A Threat of Civil War ( Jos 22, 1–34 )
The Israelites whose territory was east of the Jordan River had joined in the battle to take control of the area west of the river. Since that battle was completed successfully, Joshua allowed them to return to their homes (vv. 1–8 ). This is a prelude to a conflict between the Israelites east of the river and those on the west (vv. 9–34 ). The tribes from the east side of the river built an altar near the Jordan, and this offended the Israelites from the west. War was averted because Phineas, Eleazar's son, succeeded in negotiating peace between the two groups. The precise nature of the offense is not obvious, though it may reflect the Deuteronomic belief that there was to be only one place where sacrifices were to be offered. Apparently, the book of Joshua assumed that this place was Shiloh. When the easterners explained that they did not intend to offer sacrifices on the altar they built (v. 26 ), this defused the problem. The tribes from the west of the Jordan were satisfied that those from the east side meant no offense and were not repudiating the Lord. Joshua had no role in this story; it was a priest who brought about a happy ending to what could have been a great disaster. Again, this presages the leadership role that priests assumed in Israel's life following the end of the monarchy.
The final testament of such an important person as Joshua was highly significant. The storyteller creates a speech for his hero that could have come right out of the book of Deuteronomy. Israel's continued presence in the land depends on its adherence to “all that is written in the book of the law of Moses… ( 23, 6 ). Joshua reminds Israel to love God ( 23, 11 ), the Torah's greatest command. But then Joshua issues a warning that any failure on Israel's part to remain completely and exclusively loyal to God will have the gravest of consequences ( 23, 15–16 ). While the land is a gift from God to Israel, the gift can be revoked. Of course, this is a theological conclusion that came from Israel's experience. By the time the book of Joshua took the form that it now has, Israel did “perish from the good land” that it had received from God ( 23, 16 ). Israel's faith in God's fidelity, however, led to the hope that a new dedication to the Torah and a renewed commitment to the covenant will bring a reversal of the misfortune that Israel brought on itself. The book then describes an elaborate ceremony in which Israel of Joshua's day renews its commitment to God and the Torah ( 24, 1–28 ). Clearly this final chapter is a model for Israel of the sixth century BC, which has experienced the full consequences of its infidelity. But a renewal is possible if the people and their leaders remember how God has been faithful to fulfill the promises made to Abraham, Isaac, and Jacob. Like the ancestors in the days of Joshua, Israel must again commit itself to serve and obey God alone.

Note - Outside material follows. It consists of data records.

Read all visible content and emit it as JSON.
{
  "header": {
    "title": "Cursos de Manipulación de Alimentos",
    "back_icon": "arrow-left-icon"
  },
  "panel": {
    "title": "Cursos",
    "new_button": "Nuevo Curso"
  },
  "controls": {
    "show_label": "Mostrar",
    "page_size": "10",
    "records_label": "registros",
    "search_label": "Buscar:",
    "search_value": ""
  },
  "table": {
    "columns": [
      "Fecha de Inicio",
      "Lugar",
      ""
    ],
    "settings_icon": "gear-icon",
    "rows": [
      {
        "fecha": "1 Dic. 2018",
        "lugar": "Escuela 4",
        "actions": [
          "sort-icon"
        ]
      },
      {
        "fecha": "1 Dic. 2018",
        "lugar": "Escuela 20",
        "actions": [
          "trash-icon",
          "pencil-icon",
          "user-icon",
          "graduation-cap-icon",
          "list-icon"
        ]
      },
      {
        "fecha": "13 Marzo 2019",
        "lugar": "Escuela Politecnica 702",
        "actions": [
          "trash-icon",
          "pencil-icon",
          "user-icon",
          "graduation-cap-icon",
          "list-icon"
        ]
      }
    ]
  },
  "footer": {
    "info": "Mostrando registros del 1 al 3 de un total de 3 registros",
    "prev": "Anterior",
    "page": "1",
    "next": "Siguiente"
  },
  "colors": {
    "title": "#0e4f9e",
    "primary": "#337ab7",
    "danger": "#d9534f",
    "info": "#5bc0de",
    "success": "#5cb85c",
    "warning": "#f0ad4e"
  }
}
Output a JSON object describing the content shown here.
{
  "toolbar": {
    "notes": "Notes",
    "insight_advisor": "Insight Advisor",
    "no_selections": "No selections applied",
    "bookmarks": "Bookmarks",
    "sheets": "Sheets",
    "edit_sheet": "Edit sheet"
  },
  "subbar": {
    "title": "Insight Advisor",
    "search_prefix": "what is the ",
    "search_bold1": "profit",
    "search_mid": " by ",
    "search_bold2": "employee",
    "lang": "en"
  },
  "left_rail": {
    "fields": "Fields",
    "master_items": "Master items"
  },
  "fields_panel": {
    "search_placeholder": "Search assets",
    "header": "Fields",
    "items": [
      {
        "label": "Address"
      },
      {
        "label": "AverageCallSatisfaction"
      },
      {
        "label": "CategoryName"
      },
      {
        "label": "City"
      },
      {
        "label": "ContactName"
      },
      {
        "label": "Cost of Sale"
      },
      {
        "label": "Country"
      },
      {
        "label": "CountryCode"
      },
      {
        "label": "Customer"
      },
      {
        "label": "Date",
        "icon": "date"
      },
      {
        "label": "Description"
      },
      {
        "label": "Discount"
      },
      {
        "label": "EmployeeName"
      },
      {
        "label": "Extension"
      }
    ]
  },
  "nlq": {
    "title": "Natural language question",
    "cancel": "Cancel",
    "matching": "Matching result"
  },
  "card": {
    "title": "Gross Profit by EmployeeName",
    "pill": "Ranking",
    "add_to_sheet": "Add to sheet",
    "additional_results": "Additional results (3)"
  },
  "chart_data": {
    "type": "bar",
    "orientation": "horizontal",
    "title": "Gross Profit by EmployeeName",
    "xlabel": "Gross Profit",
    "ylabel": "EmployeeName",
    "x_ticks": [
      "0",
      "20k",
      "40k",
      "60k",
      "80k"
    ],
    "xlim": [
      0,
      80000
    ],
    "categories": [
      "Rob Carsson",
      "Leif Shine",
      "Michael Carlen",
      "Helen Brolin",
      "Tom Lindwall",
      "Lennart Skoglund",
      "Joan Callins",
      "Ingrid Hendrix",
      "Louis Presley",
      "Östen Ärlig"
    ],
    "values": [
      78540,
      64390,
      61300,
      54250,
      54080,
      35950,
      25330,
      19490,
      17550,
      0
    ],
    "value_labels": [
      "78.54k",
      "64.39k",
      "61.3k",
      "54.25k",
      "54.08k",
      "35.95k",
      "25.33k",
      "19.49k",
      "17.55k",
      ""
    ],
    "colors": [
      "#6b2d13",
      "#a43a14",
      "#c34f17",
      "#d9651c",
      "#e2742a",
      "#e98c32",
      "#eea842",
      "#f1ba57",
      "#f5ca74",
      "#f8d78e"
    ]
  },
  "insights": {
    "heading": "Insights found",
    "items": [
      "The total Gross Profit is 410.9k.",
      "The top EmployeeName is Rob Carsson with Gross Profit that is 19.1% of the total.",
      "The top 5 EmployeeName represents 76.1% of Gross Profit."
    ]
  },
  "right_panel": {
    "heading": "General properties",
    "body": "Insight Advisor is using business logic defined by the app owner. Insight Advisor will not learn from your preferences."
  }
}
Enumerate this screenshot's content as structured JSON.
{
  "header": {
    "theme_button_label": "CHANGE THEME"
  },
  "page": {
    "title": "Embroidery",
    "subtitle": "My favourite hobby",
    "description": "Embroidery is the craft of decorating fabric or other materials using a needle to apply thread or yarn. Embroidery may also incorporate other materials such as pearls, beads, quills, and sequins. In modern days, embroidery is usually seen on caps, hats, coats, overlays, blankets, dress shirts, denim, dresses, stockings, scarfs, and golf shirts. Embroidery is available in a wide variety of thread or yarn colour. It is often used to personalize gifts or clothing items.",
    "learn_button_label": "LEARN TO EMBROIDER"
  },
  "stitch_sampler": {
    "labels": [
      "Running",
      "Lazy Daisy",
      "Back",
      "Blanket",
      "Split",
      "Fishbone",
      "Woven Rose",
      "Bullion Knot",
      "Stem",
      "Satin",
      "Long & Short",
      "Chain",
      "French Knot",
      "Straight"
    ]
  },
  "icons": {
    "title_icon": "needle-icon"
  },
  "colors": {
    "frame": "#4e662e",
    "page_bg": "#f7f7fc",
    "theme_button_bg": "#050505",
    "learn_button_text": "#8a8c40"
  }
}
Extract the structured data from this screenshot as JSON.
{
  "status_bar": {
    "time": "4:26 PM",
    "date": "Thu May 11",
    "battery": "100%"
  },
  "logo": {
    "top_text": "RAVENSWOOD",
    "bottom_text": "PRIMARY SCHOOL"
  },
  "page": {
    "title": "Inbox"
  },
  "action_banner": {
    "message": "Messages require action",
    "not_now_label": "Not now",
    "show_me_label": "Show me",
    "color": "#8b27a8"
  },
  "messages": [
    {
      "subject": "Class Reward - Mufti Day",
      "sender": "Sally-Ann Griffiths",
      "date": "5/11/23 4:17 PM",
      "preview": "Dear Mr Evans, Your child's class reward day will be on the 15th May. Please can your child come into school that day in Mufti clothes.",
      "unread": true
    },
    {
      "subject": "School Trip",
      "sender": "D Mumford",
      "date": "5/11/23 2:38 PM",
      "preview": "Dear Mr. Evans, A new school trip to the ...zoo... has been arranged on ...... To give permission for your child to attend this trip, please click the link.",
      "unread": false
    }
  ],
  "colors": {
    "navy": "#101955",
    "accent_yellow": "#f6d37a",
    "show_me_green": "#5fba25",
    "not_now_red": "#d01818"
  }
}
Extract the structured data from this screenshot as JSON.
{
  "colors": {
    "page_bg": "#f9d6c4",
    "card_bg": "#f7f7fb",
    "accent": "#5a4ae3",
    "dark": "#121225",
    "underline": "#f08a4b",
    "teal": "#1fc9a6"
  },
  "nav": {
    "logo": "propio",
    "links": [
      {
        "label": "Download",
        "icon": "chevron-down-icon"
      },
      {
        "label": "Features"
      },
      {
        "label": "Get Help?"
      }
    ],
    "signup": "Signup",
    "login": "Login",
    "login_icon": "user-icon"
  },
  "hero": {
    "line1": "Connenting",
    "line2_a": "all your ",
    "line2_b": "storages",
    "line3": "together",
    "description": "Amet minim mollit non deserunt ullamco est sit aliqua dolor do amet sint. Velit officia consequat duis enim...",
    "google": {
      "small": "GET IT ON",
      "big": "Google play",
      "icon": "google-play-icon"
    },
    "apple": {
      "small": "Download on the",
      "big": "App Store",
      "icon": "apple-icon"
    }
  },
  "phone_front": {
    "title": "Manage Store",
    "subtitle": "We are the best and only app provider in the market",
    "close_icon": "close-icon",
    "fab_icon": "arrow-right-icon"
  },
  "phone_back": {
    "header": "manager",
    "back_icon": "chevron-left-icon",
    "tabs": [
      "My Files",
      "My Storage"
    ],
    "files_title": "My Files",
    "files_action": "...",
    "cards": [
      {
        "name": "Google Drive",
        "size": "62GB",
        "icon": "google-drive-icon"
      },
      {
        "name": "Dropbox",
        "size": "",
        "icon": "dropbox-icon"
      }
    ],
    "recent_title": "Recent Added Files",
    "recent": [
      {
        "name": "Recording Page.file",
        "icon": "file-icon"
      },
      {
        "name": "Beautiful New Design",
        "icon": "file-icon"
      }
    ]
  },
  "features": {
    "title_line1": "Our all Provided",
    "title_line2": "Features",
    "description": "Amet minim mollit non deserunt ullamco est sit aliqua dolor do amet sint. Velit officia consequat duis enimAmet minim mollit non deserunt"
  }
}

The burial notices with which the book ends ( 24, 29–30 .32–33) are significant because of the prominence given to Eleazar, the priest. This is very likely another indication of the leadership role assumed by priests after the fall of the Israelite monarchy. Verse 31 is the verdict on the era of Joshua: it was an era marked by obedience and loyalty. That is the reason Israel came to possess the land: obedience brings God's blessing.